What you will do. Which lines of the data contain the string "chevron"? Show each of them.
[The data]
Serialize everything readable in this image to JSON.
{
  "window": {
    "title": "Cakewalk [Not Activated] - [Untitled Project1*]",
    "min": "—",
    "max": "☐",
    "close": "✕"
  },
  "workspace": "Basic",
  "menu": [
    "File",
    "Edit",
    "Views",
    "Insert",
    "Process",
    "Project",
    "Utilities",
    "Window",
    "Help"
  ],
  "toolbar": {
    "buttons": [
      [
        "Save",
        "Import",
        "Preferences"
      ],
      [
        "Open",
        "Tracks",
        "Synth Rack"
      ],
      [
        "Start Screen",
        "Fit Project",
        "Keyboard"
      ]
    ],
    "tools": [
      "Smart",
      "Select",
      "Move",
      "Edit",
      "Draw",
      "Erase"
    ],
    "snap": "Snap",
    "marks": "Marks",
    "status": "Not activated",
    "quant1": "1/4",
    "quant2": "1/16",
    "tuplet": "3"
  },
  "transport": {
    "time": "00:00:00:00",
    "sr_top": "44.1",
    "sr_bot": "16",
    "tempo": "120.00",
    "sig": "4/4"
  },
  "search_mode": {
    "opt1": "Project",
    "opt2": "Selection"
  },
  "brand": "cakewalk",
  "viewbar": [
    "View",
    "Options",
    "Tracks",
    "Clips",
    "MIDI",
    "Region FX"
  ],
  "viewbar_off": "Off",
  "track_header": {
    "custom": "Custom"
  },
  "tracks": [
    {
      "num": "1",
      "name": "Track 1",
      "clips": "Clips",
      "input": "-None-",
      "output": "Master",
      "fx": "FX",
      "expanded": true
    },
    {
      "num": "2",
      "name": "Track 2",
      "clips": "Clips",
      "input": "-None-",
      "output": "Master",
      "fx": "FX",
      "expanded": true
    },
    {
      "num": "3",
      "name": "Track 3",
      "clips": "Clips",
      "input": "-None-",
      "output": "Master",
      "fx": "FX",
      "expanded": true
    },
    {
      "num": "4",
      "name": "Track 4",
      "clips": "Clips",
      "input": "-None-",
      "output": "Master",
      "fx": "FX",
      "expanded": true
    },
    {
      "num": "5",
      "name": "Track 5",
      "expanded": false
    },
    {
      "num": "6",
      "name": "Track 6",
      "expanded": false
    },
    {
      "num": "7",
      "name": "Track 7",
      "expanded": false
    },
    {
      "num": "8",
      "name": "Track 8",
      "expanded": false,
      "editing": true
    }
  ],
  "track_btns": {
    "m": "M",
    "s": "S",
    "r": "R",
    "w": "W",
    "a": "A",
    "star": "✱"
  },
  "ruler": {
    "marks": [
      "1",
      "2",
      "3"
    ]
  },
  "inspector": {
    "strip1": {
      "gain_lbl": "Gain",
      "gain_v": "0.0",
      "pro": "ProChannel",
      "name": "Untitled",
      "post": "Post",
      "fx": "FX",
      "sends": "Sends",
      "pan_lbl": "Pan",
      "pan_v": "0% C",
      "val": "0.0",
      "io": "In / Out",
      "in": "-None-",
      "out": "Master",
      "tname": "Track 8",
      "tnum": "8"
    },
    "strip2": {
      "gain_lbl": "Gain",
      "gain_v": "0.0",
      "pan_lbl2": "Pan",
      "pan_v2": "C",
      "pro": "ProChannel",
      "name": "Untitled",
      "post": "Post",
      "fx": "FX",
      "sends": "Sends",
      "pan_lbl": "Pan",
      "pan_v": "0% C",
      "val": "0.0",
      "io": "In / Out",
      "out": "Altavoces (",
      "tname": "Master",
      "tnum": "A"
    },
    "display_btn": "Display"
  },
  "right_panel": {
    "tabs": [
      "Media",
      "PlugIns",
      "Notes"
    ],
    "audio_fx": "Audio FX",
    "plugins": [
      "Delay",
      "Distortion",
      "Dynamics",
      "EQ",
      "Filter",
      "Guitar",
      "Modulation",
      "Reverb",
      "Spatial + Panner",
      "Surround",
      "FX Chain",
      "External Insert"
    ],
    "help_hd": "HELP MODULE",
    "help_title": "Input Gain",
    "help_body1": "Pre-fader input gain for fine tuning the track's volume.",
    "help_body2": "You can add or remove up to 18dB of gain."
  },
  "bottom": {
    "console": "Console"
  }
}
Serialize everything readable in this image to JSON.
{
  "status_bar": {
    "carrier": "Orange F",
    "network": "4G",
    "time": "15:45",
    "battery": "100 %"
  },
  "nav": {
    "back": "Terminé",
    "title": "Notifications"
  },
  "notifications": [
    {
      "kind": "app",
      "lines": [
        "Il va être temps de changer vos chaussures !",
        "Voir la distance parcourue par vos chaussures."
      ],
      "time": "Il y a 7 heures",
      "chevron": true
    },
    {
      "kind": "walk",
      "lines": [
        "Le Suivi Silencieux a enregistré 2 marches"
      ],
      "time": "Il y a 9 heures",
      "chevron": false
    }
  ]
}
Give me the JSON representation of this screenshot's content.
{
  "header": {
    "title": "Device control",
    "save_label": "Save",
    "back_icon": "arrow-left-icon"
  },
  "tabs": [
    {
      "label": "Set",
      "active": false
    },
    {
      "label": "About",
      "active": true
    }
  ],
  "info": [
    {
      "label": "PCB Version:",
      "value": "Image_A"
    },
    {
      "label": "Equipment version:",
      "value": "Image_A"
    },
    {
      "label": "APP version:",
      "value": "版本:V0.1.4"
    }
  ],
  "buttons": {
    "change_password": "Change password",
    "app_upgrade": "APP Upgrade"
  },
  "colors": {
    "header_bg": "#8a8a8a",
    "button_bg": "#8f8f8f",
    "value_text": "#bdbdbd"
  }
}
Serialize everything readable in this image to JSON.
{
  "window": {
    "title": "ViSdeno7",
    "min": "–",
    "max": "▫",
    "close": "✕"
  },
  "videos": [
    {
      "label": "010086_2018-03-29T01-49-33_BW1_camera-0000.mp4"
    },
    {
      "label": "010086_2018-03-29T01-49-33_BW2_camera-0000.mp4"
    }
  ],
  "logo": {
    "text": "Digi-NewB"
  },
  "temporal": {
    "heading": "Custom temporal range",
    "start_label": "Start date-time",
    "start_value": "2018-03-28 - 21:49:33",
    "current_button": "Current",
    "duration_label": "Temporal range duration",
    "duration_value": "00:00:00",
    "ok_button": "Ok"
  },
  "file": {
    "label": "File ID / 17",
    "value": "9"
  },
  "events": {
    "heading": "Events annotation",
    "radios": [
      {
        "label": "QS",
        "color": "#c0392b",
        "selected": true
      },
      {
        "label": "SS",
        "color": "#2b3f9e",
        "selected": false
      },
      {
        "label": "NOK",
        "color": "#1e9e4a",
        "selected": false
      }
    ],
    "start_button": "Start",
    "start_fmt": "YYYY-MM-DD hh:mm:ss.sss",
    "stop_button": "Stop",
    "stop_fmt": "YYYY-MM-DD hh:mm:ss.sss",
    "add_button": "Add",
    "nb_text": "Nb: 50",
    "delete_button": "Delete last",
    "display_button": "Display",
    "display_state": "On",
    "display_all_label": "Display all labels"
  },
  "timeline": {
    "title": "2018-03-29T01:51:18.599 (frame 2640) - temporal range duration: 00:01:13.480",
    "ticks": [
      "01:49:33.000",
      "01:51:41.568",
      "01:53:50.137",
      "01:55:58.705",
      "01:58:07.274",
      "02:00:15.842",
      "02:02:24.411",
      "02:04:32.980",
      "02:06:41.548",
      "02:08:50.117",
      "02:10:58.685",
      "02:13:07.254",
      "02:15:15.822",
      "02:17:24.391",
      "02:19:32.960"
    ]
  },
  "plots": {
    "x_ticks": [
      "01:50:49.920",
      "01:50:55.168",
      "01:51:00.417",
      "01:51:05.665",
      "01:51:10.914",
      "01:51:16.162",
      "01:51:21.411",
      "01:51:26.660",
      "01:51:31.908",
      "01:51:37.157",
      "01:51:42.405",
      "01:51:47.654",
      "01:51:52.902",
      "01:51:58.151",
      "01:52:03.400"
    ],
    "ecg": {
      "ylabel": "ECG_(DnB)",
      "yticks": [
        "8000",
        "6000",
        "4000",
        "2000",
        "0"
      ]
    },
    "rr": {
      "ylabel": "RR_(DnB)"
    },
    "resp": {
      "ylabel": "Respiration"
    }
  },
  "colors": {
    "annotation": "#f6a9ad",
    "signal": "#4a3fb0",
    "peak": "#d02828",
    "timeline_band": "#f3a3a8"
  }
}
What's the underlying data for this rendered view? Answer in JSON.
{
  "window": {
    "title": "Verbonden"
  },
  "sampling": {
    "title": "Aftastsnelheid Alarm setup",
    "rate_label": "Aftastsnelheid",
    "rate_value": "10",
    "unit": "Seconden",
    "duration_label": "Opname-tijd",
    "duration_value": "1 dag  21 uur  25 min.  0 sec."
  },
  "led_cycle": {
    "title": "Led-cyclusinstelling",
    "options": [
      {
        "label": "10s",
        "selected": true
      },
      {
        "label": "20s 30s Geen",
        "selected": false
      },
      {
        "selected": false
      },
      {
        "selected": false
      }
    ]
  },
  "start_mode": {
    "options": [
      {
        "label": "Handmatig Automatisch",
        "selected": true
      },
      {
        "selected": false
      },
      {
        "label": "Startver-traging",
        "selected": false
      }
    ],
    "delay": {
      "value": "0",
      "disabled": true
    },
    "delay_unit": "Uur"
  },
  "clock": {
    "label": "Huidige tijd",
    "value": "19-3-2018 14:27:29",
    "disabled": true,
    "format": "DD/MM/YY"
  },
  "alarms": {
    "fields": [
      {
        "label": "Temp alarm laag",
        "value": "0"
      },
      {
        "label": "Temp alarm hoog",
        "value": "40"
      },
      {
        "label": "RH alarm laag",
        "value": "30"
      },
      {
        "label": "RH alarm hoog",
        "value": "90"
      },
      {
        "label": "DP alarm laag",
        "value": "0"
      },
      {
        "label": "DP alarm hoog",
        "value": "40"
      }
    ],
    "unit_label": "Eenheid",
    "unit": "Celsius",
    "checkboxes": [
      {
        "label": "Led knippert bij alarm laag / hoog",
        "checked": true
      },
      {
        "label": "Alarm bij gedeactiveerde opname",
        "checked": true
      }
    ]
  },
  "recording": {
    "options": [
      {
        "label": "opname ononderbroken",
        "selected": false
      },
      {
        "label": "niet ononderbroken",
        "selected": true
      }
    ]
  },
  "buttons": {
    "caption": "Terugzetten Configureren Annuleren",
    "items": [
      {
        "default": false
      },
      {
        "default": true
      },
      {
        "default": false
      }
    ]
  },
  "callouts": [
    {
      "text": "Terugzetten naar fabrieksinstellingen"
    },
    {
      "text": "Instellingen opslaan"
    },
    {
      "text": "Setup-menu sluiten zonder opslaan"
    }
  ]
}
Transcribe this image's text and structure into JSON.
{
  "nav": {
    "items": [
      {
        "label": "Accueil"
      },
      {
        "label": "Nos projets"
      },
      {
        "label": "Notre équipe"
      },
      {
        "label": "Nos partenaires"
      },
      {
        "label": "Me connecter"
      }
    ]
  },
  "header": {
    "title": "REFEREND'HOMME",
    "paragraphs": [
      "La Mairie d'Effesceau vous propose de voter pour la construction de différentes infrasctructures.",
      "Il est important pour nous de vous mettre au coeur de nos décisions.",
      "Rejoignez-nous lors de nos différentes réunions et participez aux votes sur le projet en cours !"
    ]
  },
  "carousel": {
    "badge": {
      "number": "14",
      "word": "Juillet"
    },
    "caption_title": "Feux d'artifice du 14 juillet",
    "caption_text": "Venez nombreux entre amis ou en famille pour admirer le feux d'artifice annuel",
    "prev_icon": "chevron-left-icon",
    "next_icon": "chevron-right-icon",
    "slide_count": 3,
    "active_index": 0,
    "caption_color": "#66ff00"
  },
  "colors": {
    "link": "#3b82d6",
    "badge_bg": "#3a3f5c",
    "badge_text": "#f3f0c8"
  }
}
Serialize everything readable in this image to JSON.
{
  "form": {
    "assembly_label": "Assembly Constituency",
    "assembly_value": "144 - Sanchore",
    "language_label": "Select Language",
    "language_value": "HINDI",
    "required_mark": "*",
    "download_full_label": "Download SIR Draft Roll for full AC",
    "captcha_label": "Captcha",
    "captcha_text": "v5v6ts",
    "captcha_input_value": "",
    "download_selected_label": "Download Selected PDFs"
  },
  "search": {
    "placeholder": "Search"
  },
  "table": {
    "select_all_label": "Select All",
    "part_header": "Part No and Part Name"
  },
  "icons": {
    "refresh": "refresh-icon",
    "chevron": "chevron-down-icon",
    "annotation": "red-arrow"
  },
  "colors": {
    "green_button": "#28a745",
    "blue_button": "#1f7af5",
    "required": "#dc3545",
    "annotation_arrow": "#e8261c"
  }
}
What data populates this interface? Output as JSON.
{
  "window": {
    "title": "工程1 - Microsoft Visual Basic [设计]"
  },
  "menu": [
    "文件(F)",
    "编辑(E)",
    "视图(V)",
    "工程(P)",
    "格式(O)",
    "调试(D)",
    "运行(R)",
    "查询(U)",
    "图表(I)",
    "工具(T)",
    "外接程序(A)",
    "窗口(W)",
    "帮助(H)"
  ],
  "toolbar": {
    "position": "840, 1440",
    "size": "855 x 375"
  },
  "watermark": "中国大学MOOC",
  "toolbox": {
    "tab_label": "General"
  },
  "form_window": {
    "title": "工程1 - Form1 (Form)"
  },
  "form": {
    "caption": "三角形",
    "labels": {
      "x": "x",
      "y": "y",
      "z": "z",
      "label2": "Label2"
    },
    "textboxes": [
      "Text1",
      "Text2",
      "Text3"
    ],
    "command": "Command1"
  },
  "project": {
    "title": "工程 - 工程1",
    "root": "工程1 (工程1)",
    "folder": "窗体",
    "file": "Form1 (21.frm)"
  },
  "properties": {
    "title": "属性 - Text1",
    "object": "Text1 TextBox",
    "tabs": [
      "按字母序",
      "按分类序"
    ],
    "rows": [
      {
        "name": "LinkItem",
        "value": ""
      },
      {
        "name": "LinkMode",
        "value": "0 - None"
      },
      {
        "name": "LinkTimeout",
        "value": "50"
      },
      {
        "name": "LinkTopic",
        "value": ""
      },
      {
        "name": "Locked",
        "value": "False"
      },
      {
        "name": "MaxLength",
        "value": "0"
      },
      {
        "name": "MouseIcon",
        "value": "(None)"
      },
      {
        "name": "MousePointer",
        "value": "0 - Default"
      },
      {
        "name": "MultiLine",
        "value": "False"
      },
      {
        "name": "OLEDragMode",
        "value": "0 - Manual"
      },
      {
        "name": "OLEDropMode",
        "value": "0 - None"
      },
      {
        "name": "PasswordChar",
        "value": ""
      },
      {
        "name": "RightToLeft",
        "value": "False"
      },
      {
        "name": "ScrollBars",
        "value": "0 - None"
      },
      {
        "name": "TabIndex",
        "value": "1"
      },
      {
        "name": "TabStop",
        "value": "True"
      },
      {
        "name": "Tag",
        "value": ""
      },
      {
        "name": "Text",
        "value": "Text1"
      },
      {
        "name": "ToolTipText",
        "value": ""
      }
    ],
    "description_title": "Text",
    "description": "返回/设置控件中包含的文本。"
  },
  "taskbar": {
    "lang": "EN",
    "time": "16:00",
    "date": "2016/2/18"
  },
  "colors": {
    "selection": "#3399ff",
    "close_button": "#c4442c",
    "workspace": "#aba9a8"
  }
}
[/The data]
Result.
      "chevron": true
      "chevron": false
    "prev_icon": "chevron-left-icon",
    "next_icon": "chevron-right-icon",
    "chevron": "chevron-down-icon",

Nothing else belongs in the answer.